n. pl. sen·tries
1. A guard, especially a soldier posted at a given spot to prevent the passage of unauthorized persons.
2. The duty of a sentry; watch.

[Perhaps alteration of obsolete sentrinel, variant of sentinel.]

sentry

(ˈsɛntrɪ)
n, pl -tries
1. (Military) a soldier who guards or prevents unauthorized access to a place, keeps watch for danger, etc
2. (Military) the watch kept by a sentry
[C17: perhaps shortened from obsolete centrinel, C16 variant of sentinel]

sen•try

(ˈsɛn tri)

n., pl. -tries.
a guard, esp., a soldier stationed to prevent unauthorized passage.
[1605–15; short for sentrinel, variant of sentinel]
ThesaurusAntonymsRelated WordsSynonymsLegend:
Noun1.sentry - a person employed to keep watch for some anticipated eventsentry - a person employed to keep watch for some anticipated event
security guard, watchman, watcher - a guard who keeps watch

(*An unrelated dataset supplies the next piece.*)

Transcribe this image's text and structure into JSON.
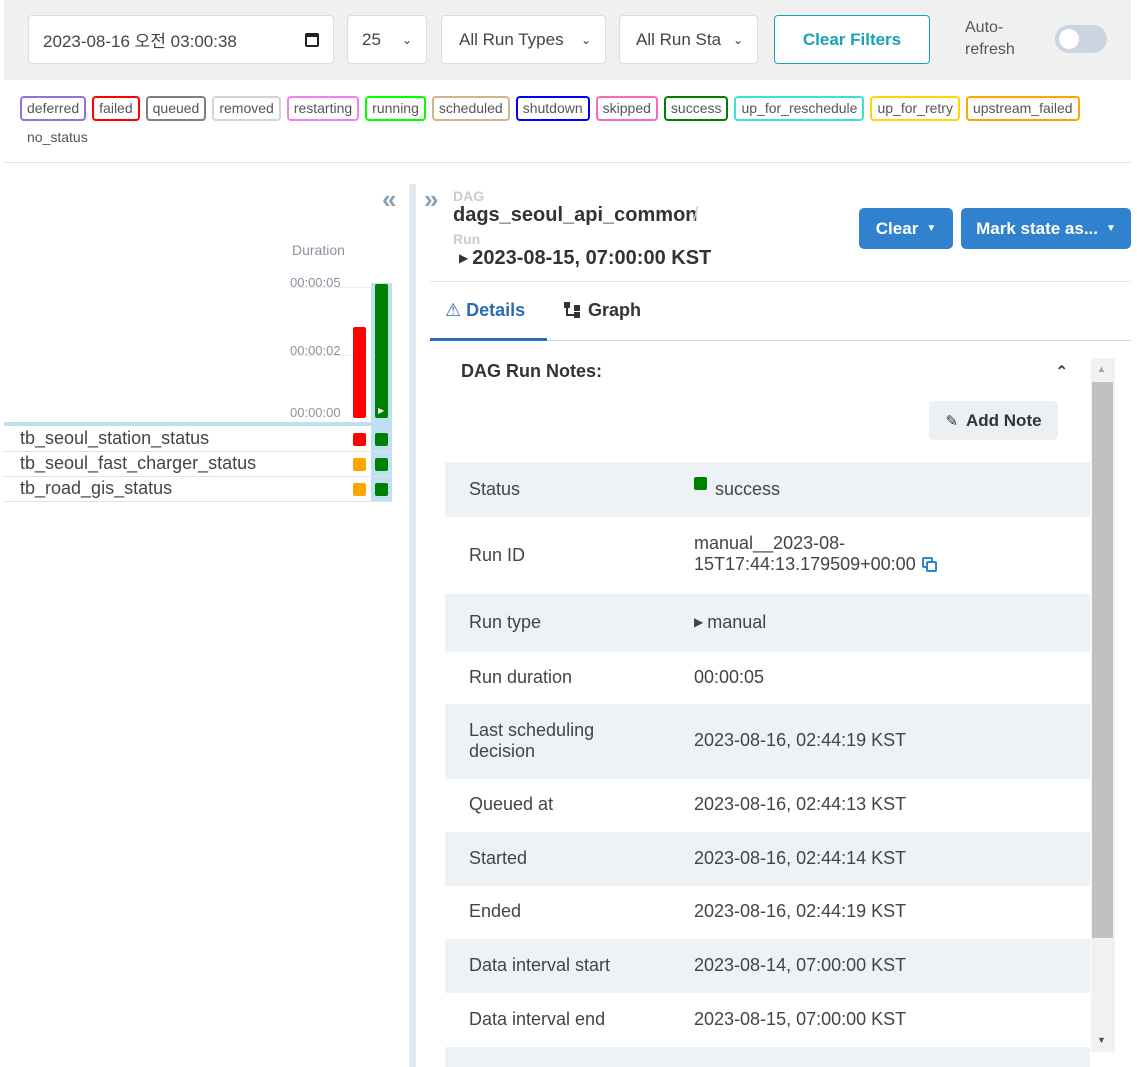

sentry

noun guard, watch, lookout, picket, watchman, sentinel The sentry would not let her enter.

sentry

noun
A person or special body of persons assigned to provide protection or keep watch over, for example:
Translations
خَفير، حارِس
hlídkastráž
vagtpost
varîmaîur
sargybinio būdelė
sardzesargkareivis
straža

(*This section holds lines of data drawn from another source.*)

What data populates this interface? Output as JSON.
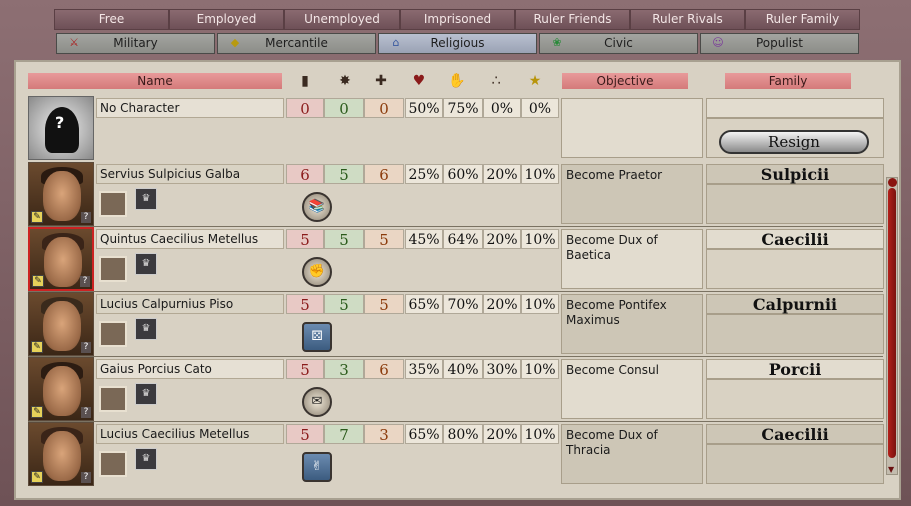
{
  "filter_tabs": [
    "Free",
    "Employed",
    "Unemployed",
    "Imprisoned",
    "Ruler Friends",
    "Ruler Rivals",
    "Ruler Family"
  ],
  "faction_tabs": [
    {
      "label": "Military",
      "icon": "sword-icon",
      "active": false
    },
    {
      "label": "Mercantile",
      "icon": "trade-icon",
      "active": false
    },
    {
      "label": "Religious",
      "icon": "temple-icon",
      "active": true
    },
    {
      "label": "Civic",
      "icon": "civic-icon",
      "active": false
    },
    {
      "label": "Populist",
      "icon": "populist-icon",
      "active": false
    }
  ],
  "headers": {
    "name": "Name",
    "objective": "Objective",
    "family": "Family"
  },
  "header_icons": [
    "martial-icon",
    "finesse-icon",
    "zeal-icon",
    "loyalty-icon",
    "popularity-icon",
    "corruption-icon",
    "prominence-icon"
  ],
  "no_character": {
    "name": "No Character",
    "stats": [
      "0",
      "0",
      "0"
    ],
    "pcts": [
      "50%",
      "75%",
      "0%",
      "0%"
    ],
    "resign_label": "Resign"
  },
  "characters": [
    {
      "name": "Servius Sulpicius Galba",
      "stats": [
        "6",
        "5",
        "6"
      ],
      "pcts": [
        "25%",
        "60%",
        "20%",
        "10%"
      ],
      "objective": "Become Praetor",
      "family": "Sulpicii",
      "trait_icon": "book-icon"
    },
    {
      "name": "Quintus Caecilius Metellus",
      "stats": [
        "5",
        "5",
        "5"
      ],
      "pcts": [
        "45%",
        "64%",
        "20%",
        "10%"
      ],
      "objective": "Become Dux of Baetica",
      "family": "Caecilii",
      "trait_icon": "fist-icon"
    },
    {
      "name": "Lucius Calpurnius Piso",
      "stats": [
        "5",
        "5",
        "5"
      ],
      "pcts": [
        "65%",
        "70%",
        "20%",
        "10%"
      ],
      "objective": "Become Pontifex Maximus",
      "family": "Calpurnii",
      "trait_icon": "dice-icon"
    },
    {
      "name": "Gaius Porcius Cato",
      "stats": [
        "5",
        "3",
        "6"
      ],
      "pcts": [
        "35%",
        "40%",
        "30%",
        "10%"
      ],
      "objective": "Become Consul",
      "family": "Porcii",
      "trait_icon": "speech-icon"
    },
    {
      "name": "Lucius Caecilius Metellus",
      "stats": [
        "5",
        "7",
        "3"
      ],
      "pcts": [
        "65%",
        "80%",
        "20%",
        "10%"
      ],
      "objective": "Become Dux of Thracia",
      "family": "Caecilii",
      "trait_icon": "thumbs-up-icon"
    }
  ]
}
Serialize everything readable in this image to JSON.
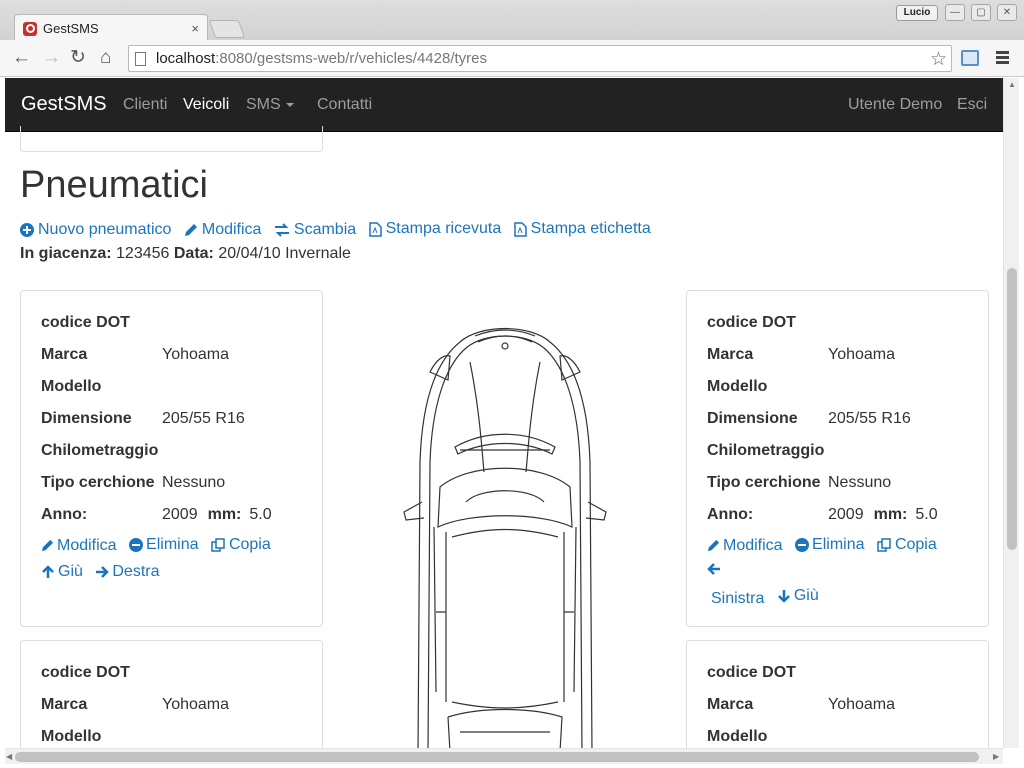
{
  "browser": {
    "tab_title": "GestSMS",
    "tab_close": "×",
    "profile_name": "Lucio",
    "url_host": "localhost",
    "url_rest": ":8080/gestsms-web/r/vehicles/4428/tyres"
  },
  "navbar": {
    "brand": "GestSMS",
    "links": [
      "Clienti",
      "Veicoli",
      "SMS",
      "Contatti"
    ],
    "user": "Utente Demo",
    "logout": "Esci"
  },
  "page": {
    "title": "Pneumatici",
    "actions": [
      "Nuovo pneumatico",
      "Modifica",
      "Scambia",
      "Stampa ricevuta",
      "Stampa etichetta"
    ],
    "stock_label": "In giacenza:",
    "stock_value": "123456",
    "date_label": "Data:",
    "date_value": "20/04/10 Invernale"
  },
  "tyre_labels": {
    "dot": "codice DOT",
    "brand": "Marca",
    "model": "Modello",
    "size": "Dimensione",
    "km": "Chilometraggio",
    "rim": "Tipo cerchione",
    "year": "Anno:",
    "mm": "mm:"
  },
  "tyres": [
    {
      "brand": "Yohoama",
      "size": "205/55 R16",
      "rim": "Nessuno",
      "year": "2009",
      "mm": "5.0",
      "links": [
        "Modifica",
        "Elimina",
        "Copia",
        "Giù",
        "Destra"
      ]
    },
    {
      "brand": "Yohoama",
      "size": "205/55 R16",
      "rim": "Nessuno",
      "year": "2009",
      "mm": "5.0",
      "links": [
        "Modifica",
        "Elimina",
        "Copia",
        "Sinistra",
        "Giù"
      ]
    },
    {
      "brand": "Yohoama"
    },
    {
      "brand": "Yohoama"
    }
  ],
  "colors": {
    "navbar": "#222222",
    "link": "#1c75bc",
    "nav_text": "#9d9d9d"
  }
}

sentry

[ˈsentrɪ]
A. Ncentinela mf, guardia mf
B. CPD sentry box Ngarita f de centinela
sentry duty N to be on sentry dutyestar de guardia
sentry go Nturno m de centinela
to be on sentry goestar de guardia

sentry

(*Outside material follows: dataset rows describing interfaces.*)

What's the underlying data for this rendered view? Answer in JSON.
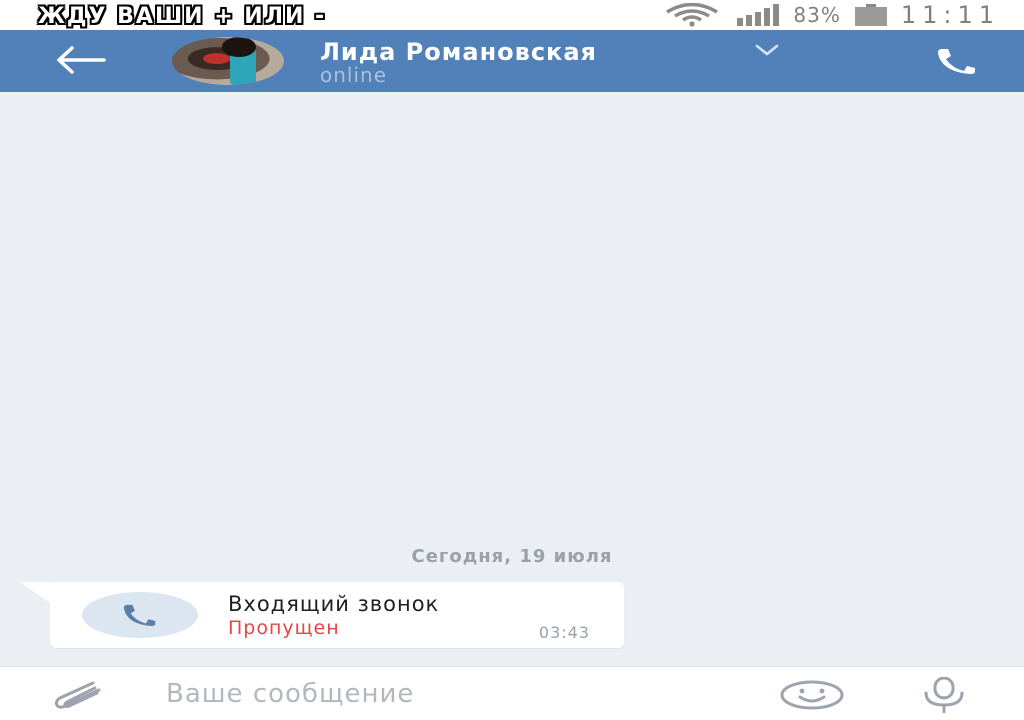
{
  "overlay_caption": "ЖДУ ВАШИ + ИЛИ -",
  "status_bar": {
    "battery_percent": "83%",
    "time": "11:11",
    "icons": [
      "wifi-icon",
      "signal-icon",
      "battery-icon"
    ]
  },
  "header": {
    "contact_name": "Лида Романовская",
    "contact_status": "online",
    "background_color": "#5181b8",
    "icons": [
      "back-arrow-icon",
      "avatar",
      "chevron-down-icon",
      "phone-icon"
    ]
  },
  "conversation": {
    "date_label": "Сегодня, 19 июля",
    "messages": [
      {
        "type": "call",
        "title": "Входящий звонок",
        "status": "Пропущен",
        "status_color": "#e64646",
        "time": "03:43",
        "icon": "phone-icon"
      }
    ]
  },
  "composer": {
    "placeholder": "Ваше сообщение",
    "value": "",
    "icons": [
      "paperclip-icon",
      "smiley-icon",
      "microphone-icon"
    ]
  }
}
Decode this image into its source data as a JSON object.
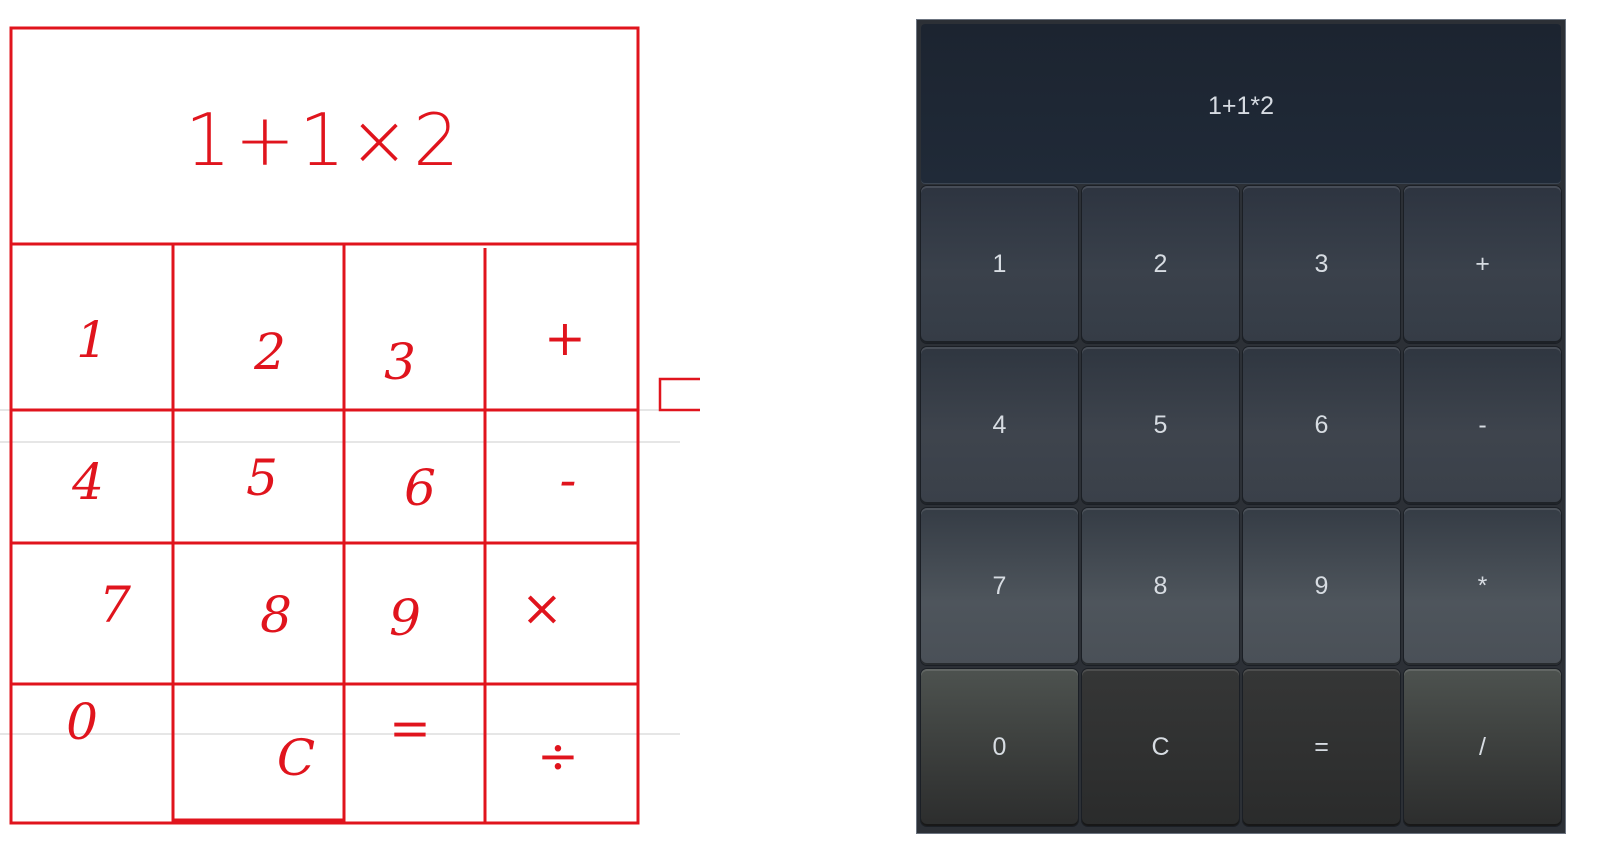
{
  "sketch": {
    "display": "1+1×2",
    "keys": [
      [
        "1",
        "2",
        "3",
        "+"
      ],
      [
        "4",
        "5",
        "6",
        "-"
      ],
      [
        "7",
        "8",
        "9",
        "×"
      ],
      [
        "0",
        "C",
        "=",
        "÷"
      ]
    ]
  },
  "calculator": {
    "display": "1+1*2",
    "keys": [
      [
        "1",
        "2",
        "3",
        "+"
      ],
      [
        "4",
        "5",
        "6",
        "-"
      ],
      [
        "7",
        "8",
        "9",
        "*"
      ],
      [
        "0",
        "C",
        "=",
        "/"
      ]
    ]
  },
  "colors": {
    "sketch_ink": "#e0141d",
    "calc_text": "#d7dce2"
  }
}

[ˈsɛntri] nsentinelle fsentry box nguérite fsentry duty n
to be on sentry duty → être de faction

sentry

nWache f, → Wachtposten m; to be on sentry dutyauf Wache sein

sentry

:
sentry box
nWachhäuschen nt
sentry go
n (Mil) → Wachdienst m

sentry

[ˈsɛntrɪ] nsentinella

sentry

(ˈsentri) plural ˈsentries noun
a soldier or other person on guard to stop anyone who has no right to enter, pass etc. The entrance was guarded by two sentries.
ˈsentry-box noun
a small shelter for a sentry.
ˈsentry watchneighborhood watch
References in classic literature ?
The sentry stood at the open gate, looking in the direction of the forest, so that he did not see the agile giant that dropped to the ground at the far end of the village street.
There was no releasing of the ancient padlocks in the time that was left him, so the ape-man called to them to follow him as they were, and, snatching the gun and cartridge belt from the dead sentry, he led the now happy band out through the village gate and into the forest upon the far side of the clearing.
The sentry who had fired, according to the strict orders of the garrison, naturally ran forward to find some trace of his quarry.
She persuaded the sentry to go back to his post, in which place there was nothing to connect him with the disaster; he was but one of the most loyal and orderly of fifty such sentries within call.
To enter the hut Korak must either silence the sentry or pass him unnoticed.
Their first discovery was the dead body of the sentry, and a moment later one of the bravest of them had entered the hut and discovered the absence of the prisoner.
About half a mile up the water was a camp of red-coats; a big fire blazed in their midst, at which some were cooking; and near by, on the top of a rock about as high as ours, there stood a sentry, with the sun sparkling on his arms.
Leastways 'e was crawlin' towards the barricks, sir, past the main road sentries, an' the sentry 'e sez, sir -"
There I remained for a long time, watching the sentry before the door of the room in which Victory was a prisoner, and awaiting some favorable circumstance which would give me entry to her.
As I gained my feet I was confronted by the sentry on duty, into the muzzle of whose revolver I found myself looking.
They passed several small houses and farms, in front of each of which was stationed a sentry.
The subject of this dialogue and of these concluding remarks, which were uttered in a tone of philosophical meditation, was, as the reader will have divined, no other than Barnaby, who, with his flag in hand, stood sentry in the little patch of sunlight at the distant door, or walked to and fro outside, singing softly to himself; and keeping time to the music of some clear church bells.